The Striebig Control vertical panel saw.

The CMC Group is the new South African distributor of the Swiss woodworking machinery manufacturer, Striebig’s specialist range of space-saving vertical panel saws.

CMC has its head office in Durban and branches in Johannesburg, Cape Town and Gqeberha (PE). “We are excited about the partnership and look forward to supporting current users of Striebig machines and introducing new customers to the advantages of a vertical panel saw,” says Leon Fourie, CMC’s Johannesburg manager.

He and the Cape Town branch manager, Gary Miles, have many years of hands-on experience with Striebig’s products. Fourie believes CMC’s 30 years of excellent customer service and in-house expertise contributed to Striebig’s decision to appoint the company as its local agent.



“I can confidently say that Striebig is the global market leader in vertical panel saws. Yes, cheaper saws are available, but they cannot compete when it comes to what matters most – reliable production with few unplanned stoppages. It is simply the best,” asserts Fourie.

“Every saw is made with Swiss precision. Striebig manufactures almost 95% of the components at its production plant in Lucerne, and only the electronics are outsourced. When we install and commission a Striebig, we have peace of mind knowing the customer has invested in a machine that will last for at least 20 years.”



Space saving

All cut and edge service providers, shopfitters, furniture and kitchen manufacturers need a panel saw and experienced operators to accurately cut engineered fibre and solid panels into components with minimum waste.

Businesses that mass produce components from MDF, chipboard or melamine-faced boards usually opt for a beam saw because it can cut packets of boards at a time. However, most companies rely on one or more horizontal sliding-table saws to do the job.

Fourie says the local manufacturing market has changed significantly over the last five years. Producers are struggling with rising input and overhead costs and looking for ways to increase efficiencies. Many are moving into smaller factories with less space for machines and storage.

The fact that vertical panel saws take up less space than sliding panel saws is often a deciding factor for businesses looking to invest in a new machine. Even with full sheets (2800 x 2070mm), a vertical panel saw requires just seven square metres of working space, which is a third of the space needed for a similar sliding panel saw.


Less handling, one operator

The blade remains stationary on a sliding table saw, and the board is manually positioned and fed through the blade.
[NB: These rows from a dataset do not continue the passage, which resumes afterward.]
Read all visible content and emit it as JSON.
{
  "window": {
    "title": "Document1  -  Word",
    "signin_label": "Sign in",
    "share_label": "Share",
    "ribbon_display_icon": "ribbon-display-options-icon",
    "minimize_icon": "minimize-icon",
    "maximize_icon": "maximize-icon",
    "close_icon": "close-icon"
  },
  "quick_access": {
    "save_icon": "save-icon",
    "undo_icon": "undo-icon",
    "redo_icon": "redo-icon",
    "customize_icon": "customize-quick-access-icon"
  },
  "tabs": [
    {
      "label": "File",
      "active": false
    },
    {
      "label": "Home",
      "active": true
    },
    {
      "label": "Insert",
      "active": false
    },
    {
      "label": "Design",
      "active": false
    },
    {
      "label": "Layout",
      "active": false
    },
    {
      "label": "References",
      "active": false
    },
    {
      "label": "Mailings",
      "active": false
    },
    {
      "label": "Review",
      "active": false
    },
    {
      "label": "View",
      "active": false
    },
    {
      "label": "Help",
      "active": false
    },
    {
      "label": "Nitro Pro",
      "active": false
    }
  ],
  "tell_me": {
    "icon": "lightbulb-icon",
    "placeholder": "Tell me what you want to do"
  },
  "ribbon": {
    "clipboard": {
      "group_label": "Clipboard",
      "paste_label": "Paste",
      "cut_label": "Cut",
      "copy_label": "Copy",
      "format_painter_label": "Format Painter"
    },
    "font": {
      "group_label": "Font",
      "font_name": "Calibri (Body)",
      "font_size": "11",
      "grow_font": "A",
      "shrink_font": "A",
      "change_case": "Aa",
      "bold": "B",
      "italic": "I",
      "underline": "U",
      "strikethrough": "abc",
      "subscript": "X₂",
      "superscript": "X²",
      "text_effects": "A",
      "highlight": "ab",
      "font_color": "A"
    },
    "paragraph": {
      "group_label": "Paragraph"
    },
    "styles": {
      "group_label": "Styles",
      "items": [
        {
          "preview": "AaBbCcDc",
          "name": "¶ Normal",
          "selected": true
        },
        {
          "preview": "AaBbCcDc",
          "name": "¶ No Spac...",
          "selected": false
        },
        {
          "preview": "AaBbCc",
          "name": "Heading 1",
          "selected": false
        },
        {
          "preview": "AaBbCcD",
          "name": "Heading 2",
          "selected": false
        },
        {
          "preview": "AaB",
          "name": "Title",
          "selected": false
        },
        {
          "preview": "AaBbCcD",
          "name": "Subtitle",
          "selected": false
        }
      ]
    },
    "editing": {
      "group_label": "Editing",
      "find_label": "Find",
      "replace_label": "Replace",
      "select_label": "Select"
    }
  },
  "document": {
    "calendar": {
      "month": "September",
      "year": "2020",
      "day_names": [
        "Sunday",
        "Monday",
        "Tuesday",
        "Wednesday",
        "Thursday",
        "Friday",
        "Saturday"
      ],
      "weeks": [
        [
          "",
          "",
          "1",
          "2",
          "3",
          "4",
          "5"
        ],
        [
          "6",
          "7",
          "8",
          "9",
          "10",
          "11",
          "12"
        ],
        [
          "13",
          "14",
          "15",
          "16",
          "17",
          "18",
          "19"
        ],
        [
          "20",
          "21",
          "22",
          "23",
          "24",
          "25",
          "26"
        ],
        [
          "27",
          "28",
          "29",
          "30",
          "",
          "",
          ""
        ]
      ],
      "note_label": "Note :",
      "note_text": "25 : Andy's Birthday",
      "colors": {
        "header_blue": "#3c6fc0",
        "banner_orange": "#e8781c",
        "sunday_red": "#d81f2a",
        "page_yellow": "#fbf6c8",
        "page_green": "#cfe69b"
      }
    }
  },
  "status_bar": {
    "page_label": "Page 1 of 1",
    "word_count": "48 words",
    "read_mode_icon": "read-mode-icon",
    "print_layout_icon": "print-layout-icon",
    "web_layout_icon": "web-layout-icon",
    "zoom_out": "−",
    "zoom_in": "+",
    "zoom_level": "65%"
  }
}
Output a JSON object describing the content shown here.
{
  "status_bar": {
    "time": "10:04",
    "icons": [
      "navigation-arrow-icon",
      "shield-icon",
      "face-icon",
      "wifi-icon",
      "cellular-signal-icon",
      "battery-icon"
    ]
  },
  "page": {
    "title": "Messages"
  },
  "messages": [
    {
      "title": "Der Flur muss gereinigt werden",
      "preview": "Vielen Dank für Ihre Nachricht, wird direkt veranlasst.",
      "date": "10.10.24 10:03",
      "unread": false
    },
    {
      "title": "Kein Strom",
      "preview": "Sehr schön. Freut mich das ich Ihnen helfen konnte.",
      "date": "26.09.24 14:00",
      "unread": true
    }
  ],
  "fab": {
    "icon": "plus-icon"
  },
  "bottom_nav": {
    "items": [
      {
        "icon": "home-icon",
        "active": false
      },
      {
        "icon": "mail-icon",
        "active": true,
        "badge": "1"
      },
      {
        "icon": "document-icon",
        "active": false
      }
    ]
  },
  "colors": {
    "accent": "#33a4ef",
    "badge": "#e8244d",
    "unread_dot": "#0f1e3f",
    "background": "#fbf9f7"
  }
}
Cutting a full sheet requires two people to operate the machine due to the size and weight of the sheet and a large workspace on either side of the blade to handle the material safely.

Instead of a sliding table, the Striebig has a moving saw head. It offers several benefits, including fewer operators and materials handling.

“Even when performing multiple cuts, a single operator only handles the full sheet to load it onto the machine. Due to its vertical design, the board’s edge is put directly onto the datum before the cutting process begins. This removes the risk of incorrectly positioning the board and speeds up the cutting cycle,” explains Fourie.


Consistently accurate cuts

Both saw types require good quality, vibration-free saw blades and the right blade and feed speeds.

“Regardless of a sliding table saw’s build quality or price point, the feed speed is manually controlled by the operator. The accuracy of each cut depends on the operator positioning the board correctly against the fence and keeping it in position during the cutting process.

“The table saw operator must be skilled, understand the properties of the raw materials, and be able to concentrate to prevent inconsistent cuts and wastage. A manual sliding table operator can cut up to 50 full boards daily, while a vertical saw operator can process close to 80 panels.”

Several Striebig saw models offer an automated cut cycle with accurately controlled feed speeds. Fourie says this significantly reduces operator error and guarantees accuracy within 0.1mm on every cut.

“Only operator error will cause the machine to go out of square. It also lessens the skills required to use the saw effectively. On top of this, the finish of the cut means the board can be put straight through an edgebander without further machining or hand-finishing,” says Fourie.


Operator safety

Operator safety is always paramount. The blade is always exposed on a sliding table saw, whereas it is wholly contained within its housing during operation and run-down on a vertical panel saw. It is also much easier to move the saw head on a Striebig than manually feeding large sheets through a table saw.

“We look forward to working with Striebig and our customers to help South Africa’s furniture, shopfitting and kitchen manufacturers to increase their efficiencies,” Fourie concludes.


The touch-screen interface makes it easy to operate the Striebig vertical panel saw.